■ **What the exercise asks**: Please reproduce the following records exactly as they appear.

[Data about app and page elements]
***

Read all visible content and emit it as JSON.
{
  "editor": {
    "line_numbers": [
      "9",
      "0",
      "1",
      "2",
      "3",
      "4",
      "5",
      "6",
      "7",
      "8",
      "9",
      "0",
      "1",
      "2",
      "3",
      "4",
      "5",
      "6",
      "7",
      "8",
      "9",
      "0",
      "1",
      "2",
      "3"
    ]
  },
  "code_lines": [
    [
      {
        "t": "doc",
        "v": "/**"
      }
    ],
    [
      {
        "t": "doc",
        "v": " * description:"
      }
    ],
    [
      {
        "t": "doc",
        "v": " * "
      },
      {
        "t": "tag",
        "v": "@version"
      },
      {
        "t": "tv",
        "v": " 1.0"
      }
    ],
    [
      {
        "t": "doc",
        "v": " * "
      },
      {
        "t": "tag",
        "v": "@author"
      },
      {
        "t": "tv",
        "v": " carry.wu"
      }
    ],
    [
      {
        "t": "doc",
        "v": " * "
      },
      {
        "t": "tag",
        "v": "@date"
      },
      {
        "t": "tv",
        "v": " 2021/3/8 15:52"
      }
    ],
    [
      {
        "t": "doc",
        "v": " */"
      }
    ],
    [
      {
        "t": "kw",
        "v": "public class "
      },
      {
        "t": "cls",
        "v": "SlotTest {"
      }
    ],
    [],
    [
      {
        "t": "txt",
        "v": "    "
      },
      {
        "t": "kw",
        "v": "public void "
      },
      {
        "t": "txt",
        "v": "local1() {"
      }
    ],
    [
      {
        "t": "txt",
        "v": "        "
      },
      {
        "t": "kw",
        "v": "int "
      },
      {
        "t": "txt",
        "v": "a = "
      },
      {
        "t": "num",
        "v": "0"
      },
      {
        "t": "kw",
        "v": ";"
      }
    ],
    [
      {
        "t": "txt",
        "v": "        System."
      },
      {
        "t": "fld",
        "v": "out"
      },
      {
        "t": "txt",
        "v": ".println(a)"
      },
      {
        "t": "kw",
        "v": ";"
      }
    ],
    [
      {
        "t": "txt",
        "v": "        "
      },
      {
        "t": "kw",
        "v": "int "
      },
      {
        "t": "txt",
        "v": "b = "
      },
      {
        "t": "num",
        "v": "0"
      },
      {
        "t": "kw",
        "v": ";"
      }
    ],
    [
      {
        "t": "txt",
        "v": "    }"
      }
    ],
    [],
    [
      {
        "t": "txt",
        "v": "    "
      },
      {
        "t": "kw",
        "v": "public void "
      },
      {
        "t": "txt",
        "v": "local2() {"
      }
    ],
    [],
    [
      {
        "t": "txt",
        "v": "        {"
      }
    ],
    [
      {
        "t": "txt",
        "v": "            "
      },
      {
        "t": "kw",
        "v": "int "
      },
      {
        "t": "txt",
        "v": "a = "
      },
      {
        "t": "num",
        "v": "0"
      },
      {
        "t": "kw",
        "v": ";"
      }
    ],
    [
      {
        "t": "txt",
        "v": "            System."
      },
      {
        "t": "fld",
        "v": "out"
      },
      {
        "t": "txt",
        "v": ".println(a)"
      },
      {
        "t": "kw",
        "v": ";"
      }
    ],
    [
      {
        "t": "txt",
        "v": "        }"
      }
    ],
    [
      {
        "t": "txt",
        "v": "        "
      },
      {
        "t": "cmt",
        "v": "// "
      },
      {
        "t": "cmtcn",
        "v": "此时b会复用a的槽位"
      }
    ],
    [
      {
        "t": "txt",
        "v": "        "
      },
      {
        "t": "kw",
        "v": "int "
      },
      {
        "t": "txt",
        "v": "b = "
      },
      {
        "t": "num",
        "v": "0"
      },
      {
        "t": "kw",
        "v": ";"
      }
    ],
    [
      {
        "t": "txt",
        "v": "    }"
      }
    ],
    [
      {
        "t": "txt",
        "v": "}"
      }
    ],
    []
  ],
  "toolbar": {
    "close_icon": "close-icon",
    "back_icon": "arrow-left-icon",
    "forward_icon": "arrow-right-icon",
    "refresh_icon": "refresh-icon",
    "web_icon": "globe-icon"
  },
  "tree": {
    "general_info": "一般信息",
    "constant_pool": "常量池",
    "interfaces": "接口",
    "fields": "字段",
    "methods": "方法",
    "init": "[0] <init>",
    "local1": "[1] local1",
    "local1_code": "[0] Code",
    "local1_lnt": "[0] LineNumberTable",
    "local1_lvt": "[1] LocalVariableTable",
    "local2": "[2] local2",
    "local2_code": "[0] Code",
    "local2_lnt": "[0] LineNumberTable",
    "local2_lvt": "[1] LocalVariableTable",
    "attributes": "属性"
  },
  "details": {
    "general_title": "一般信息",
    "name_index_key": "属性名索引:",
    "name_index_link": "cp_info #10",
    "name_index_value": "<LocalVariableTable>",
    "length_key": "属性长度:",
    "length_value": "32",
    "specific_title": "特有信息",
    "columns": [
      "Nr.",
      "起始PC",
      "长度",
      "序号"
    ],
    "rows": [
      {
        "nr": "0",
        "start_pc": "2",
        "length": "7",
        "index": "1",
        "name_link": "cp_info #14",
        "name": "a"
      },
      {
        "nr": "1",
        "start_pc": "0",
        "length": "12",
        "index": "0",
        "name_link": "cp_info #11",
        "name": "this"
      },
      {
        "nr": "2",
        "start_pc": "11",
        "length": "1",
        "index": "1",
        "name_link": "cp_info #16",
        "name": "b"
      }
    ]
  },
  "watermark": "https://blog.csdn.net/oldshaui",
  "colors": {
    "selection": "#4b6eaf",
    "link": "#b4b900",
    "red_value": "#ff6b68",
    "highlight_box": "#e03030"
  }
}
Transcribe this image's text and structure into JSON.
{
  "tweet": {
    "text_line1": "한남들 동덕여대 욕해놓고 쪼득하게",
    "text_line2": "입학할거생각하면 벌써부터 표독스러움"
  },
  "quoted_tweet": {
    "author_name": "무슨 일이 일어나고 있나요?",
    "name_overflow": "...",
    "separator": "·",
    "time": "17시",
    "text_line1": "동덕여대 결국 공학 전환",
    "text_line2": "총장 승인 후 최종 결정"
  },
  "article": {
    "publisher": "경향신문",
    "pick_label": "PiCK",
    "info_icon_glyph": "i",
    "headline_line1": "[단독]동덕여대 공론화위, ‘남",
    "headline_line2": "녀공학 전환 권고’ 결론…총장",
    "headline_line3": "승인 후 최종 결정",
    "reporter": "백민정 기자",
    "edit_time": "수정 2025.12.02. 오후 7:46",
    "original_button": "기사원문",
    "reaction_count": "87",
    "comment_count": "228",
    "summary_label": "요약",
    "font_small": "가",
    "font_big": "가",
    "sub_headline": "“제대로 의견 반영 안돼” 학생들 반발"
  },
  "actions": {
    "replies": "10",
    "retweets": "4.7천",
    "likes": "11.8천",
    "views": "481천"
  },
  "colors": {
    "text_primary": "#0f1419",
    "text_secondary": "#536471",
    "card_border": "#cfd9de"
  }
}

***

■ **Output below**:
Read all visible content and emit it as JSON.
{
  "editor": {
    "line_numbers": [
      "9",
      "0",
      "1",
      "2",
      "3",
      "4",
      "5",
      "6",
      "7",
      "8",
      "9",
      "0",
      "1",
      "2",
      "3",
      "4",
      "5",
      "6",
      "7",
      "8",
      "9",
      "0",
      "1",
      "2",
      "3"
    ]
  },
  "code_lines": [
    [
      {
        "t": "doc",
        "v": "/**"
      }
    ],
    [
      {
        "t": "doc",
        "v": " * description:"
      }
    ],
    [
      {
        "t": "doc",
        "v": " * "
      },
      {
        "t": "tag",
        "v": "@version"
      },
      {
        "t": "tv",
        "v": " 1.0"
      }
    ],
    [
      {
        "t": "doc",
        "v": " * "
      },
      {
        "t": "tag",
        "v": "@author"
      },
      {
        "t": "tv",
        "v": " carry.wu"
      }
    ],
    [
      {
        "t": "doc",
        "v": " * "
      },
      {
        "t": "tag",
        "v": "@date"
      },
      {
        "t": "tv",
        "v": " 2021/3/8 15:52"
      }
    ],
    [
      {
        "t": "doc",
        "v": " */"
      }
    ],
    [
      {
        "t": "kw",
        "v": "public class "
      },
      {
        "t": "cls",
        "v": "SlotTest {"
      }
    ],
    [],
    [
      {
        "t": "txt",
        "v": "    "
      },
      {
        "t": "kw",
        "v": "public void "
      },
      {
        "t": "txt",
        "v": "local1() {"
      }
    ],
    [
      {
        "t": "txt",
        "v": "        "
      },
      {
        "t": "kw",
        "v": "int "
      },
      {
        "t": "txt",
        "v": "a = "
      },
      {
        "t": "num",
        "v": "0"
      },
      {
        "t": "kw",
        "v": ";"
      }
    ],
    [
      {
        "t": "txt",
        "v": "        System."
      },
      {
        "t": "fld",
        "v": "out"
      },
      {
        "t": "txt",
        "v": ".println(a)"
      },
      {
        "t": "kw",
        "v": ";"
      }
    ],
    [
      {
        "t": "txt",
        "v": "        "
      },
      {
        "t": "kw",
        "v": "int "
      },
      {
        "t": "txt",
        "v": "b = "
      },
      {
        "t": "num",
        "v": "0"
      },
      {
        "t": "kw",
        "v": ";"
      }
    ],
    [
      {
        "t": "txt",
        "v": "    }"
      }
    ],
    [],
    [
      {
        "t": "txt",
        "v": "    "
      },
      {
        "t": "kw",
        "v": "public void "
      },
      {
        "t": "txt",
        "v": "local2() {"
      }
    ],
    [],
    [
      {
        "t": "txt",
        "v": "        {"
      }
    ],
    [
      {
        "t": "txt",
        "v": "            "
      },
      {
        "t": "kw",
        "v": "int "
      },
      {
        "t": "txt",
        "v": "a = "
      },
      {
        "t": "num",
        "v": "0"
      },
      {
        "t": "kw",
        "v": ";"
      }
    ],
    [
      {
        "t": "txt",
        "v": "            System."
      },
      {
        "t": "fld",
        "v": "out"
      },
      {
        "t": "txt",
        "v": ".println(a)"
      },
      {
        "t": "kw",
        "v": ";"
      }
    ],
    [
      {
        "t": "txt",
        "v": "        }"
      }
    ],
    [
      {
        "t": "txt",
        "v": "        "
      },
      {
        "t": "cmt",
        "v": "// "
      },
      {
        "t": "cmtcn",
        "v": "此时b会复用a的槽位"
      }
    ],
    [
      {
        "t": "txt",
        "v": "        "
      },
      {
        "t": "kw",
        "v": "int "
      },
      {
        "t": "txt",
        "v": "b = "
      },
      {
        "t": "num",
        "v": "0"
      },
      {
        "t": "kw",
        "v": ";"
      }
    ],
    [
      {
        "t": "txt",
        "v": "    }"
      }
    ],
    [
      {
        "t": "txt",
        "v": "}"
      }
    ],
    []
  ],
  "toolbar": {
    "close_icon": "close-icon",
    "back_icon": "arrow-left-icon",
    "forward_icon": "arrow-right-icon",
    "refresh_icon": "refresh-icon",
    "web_icon": "globe-icon"
  },
  "tree": {
    "general_info": "一般信息",
    "constant_pool": "常量池",
    "interfaces": "接口",
    "fields": "字段",
    "methods": "方法",
    "init": "[0] <init>",
    "local1": "[1] local1",
    "local1_code": "[0] Code",
    "local1_lnt": "[0] LineNumberTable",
    "local1_lvt": "[1] LocalVariableTable",
    "local2": "[2] local2",
    "local2_code": "[0] Code",
    "local2_lnt": "[0] LineNumberTable",
    "local2_lvt": "[1] LocalVariableTable",
    "attributes": "属性"
  },
  "details": {
    "general_title": "一般信息",
    "name_index_key": "属性名索引:",
    "name_index_link": "cp_info #10",
    "name_index_value": "<LocalVariableTable>",
    "length_key": "属性长度:",
    "length_value": "32",
    "specific_title": "特有信息",
    "columns": [
      "Nr.",
      "起始PC",
      "长度",
      "序号"
    ],
    "rows": [
      {
        "nr": "0",
        "start_pc": "2",
        "length": "7",
        "index": "1",
        "name_link": "cp_info #14",
        "name": "a"
      },
      {
        "nr": "1",
        "start_pc": "0",
        "length": "12",
        "index": "0",
        "name_link": "cp_info #11",
        "name": "this"
      },
      {
        "nr": "2",
        "start_pc": "11",
        "length": "1",
        "index": "1",
        "name_link": "cp_info #16",
        "name": "b"
      }
    ]
  },
  "watermark": "https://blog.csdn.net/oldshaui",
  "colors": {
    "selection": "#4b6eaf",
    "link": "#b4b900",
    "red_value": "#ff6b68",
    "highlight_box": "#e03030"
  }
}
Transcribe this image's text and structure into JSON.
{
  "tweet": {
    "text_line1": "한남들 동덕여대 욕해놓고 쪼득하게",
    "text_line2": "입학할거생각하면 벌써부터 표독스러움"
  },
  "quoted_tweet": {
    "author_name": "무슨 일이 일어나고 있나요?",
    "name_overflow": "...",
    "separator": "·",
    "time": "17시",
    "text_line1": "동덕여대 결국 공학 전환",
    "text_line2": "총장 승인 후 최종 결정"
  },
  "article": {
    "publisher": "경향신문",
    "pick_label": "PiCK",
    "info_icon_glyph": "i",
    "headline_line1": "[단독]동덕여대 공론화위, ‘남",
    "headline_line2": "녀공학 전환 권고’ 결론…총장",
    "headline_line3": "승인 후 최종 결정",
    "reporter": "백민정 기자",
    "edit_time": "수정 2025.12.02. 오후 7:46",
    "original_button": "기사원문",
    "reaction_count": "87",
    "comment_count": "228",
    "summary_label": "요약",
    "font_small": "가",
    "font_big": "가",
    "sub_headline": "“제대로 의견 반영 안돼” 학생들 반발"
  },
  "actions": {
    "replies": "10",
    "retweets": "4.7천",
    "likes": "11.8천",
    "views": "481천"
  },
  "colors": {
    "text_primary": "#0f1419",
    "text_secondary": "#536471",
    "card_border": "#cfd9de"
  }
}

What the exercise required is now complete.